#1 Always Tell Someone Where You Are Going
In the film, Aaron runs into trouble in a way that could happen to anyone. Where he made his near fatal mistake was in not letting anyone know where he was going. Had he mentioned to someone where he was going and how long he was going to be, 127 hours could have been less than 48 hours and he might still have much of his arm! It is imperative that you notify someone of your hiking, canyoneering or mountaineering plans before you head out with a deadline as to when they should hear back from you. Rangers will not go looking for you even if you checked in before your hike. It is your responsibility to contact a friend or family member of your plans to ensure a rescue party will be sent if you fail to report in to them.
#2 Always Be Prepared
Aaron was short on water and food because he only planned to be out on Blue John Canyon for about 4 hours or less. He quickly had to ration his minimal food and water minimizing his odds of survival. When going out even on a day hike, always take at least double the water you think you will need and extra food. You never know if a simple hike can turn into a survival situation. A wrong turn that gets you lost or an accident like Aaron’s can make 4 hours, 5 days and you want to ensure you have enough food and water to wait out a rescue party if necessary.
#3 Don’t Go Alone
Some people are used to their routes and feel confident enough to hit a trail on their own, but it is not advisable especially for a new undiscovered route. Had Aaron gone with a partner, there may have been a chance that one would not have been stuck and could have gone to get help for the other. You never know what kind of situation you are going to run into, particularly if you are heading to a remote area that is barely traversed nor maintained like Blue John Canyon. If you must go at it alone, then please refer to #1 above and tell someone where you are going.
#4 Always Carry a Basic Survival Kit

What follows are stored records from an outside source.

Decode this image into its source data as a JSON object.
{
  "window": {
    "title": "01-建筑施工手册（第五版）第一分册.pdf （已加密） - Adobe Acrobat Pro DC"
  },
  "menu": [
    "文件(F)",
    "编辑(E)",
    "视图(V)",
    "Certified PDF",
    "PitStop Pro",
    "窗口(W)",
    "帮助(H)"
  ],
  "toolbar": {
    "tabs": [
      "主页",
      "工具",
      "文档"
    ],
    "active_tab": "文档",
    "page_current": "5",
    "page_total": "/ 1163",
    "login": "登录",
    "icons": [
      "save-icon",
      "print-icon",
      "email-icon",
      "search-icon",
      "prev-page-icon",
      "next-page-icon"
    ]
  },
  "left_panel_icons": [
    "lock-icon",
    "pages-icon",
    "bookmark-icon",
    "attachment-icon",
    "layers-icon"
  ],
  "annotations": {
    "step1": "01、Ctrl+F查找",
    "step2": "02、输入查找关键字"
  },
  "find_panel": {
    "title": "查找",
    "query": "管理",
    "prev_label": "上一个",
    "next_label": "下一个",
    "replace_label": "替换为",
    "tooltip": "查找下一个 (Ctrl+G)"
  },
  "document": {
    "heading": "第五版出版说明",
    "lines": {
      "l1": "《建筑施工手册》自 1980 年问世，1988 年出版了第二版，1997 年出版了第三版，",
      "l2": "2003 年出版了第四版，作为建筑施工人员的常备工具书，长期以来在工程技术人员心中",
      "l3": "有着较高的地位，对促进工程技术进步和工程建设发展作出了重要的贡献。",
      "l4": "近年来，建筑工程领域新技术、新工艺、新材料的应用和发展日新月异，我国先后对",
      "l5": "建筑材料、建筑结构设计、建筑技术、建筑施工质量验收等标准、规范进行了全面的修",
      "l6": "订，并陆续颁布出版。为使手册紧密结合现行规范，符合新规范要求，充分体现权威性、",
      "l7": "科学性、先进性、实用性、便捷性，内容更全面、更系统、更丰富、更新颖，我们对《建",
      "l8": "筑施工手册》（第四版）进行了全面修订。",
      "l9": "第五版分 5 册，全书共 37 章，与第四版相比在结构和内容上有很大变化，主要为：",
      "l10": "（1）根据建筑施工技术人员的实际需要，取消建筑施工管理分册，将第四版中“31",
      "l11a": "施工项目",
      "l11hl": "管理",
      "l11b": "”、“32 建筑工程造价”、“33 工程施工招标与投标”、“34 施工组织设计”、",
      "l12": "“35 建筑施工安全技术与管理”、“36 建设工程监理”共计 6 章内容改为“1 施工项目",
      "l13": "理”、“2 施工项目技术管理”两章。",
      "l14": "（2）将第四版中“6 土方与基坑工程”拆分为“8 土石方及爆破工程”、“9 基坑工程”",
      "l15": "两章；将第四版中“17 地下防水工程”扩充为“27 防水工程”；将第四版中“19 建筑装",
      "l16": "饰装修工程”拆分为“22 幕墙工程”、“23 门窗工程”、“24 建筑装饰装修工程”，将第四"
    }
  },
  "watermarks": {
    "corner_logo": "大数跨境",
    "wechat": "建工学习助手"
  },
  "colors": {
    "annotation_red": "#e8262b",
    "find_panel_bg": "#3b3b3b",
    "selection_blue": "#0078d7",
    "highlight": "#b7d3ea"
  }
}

In the movie, Aaron was low on items in his backpack that could have helped him in his situation. Although I don’t believe a survival kit would have been much help either, other situations would definitely benefit from having one. Basic things include a compass with an actual map even if you carry a GPS. You never know when you might run out of battery. A good swiss army knife never goes out of style on any type of trip. An item that would be very helpful, more so in cold environments would be the emergency blanket. It folds up nicely in your pack as to not take up too much space so there is no excuse not to have one in your kit. A small first aid kit at least would be optimal. Other useful items to keep in a kit include a whistle, signaling mirror, and matches with fire starter. Lastly water purification tablets are always handy in case suitable water becomes scarce. These should be in everyone’s bag at all times whether you are going out for a quick hike or several days. They are essential to survival in the event of an emergency.
What other rules do you abide by when hiking?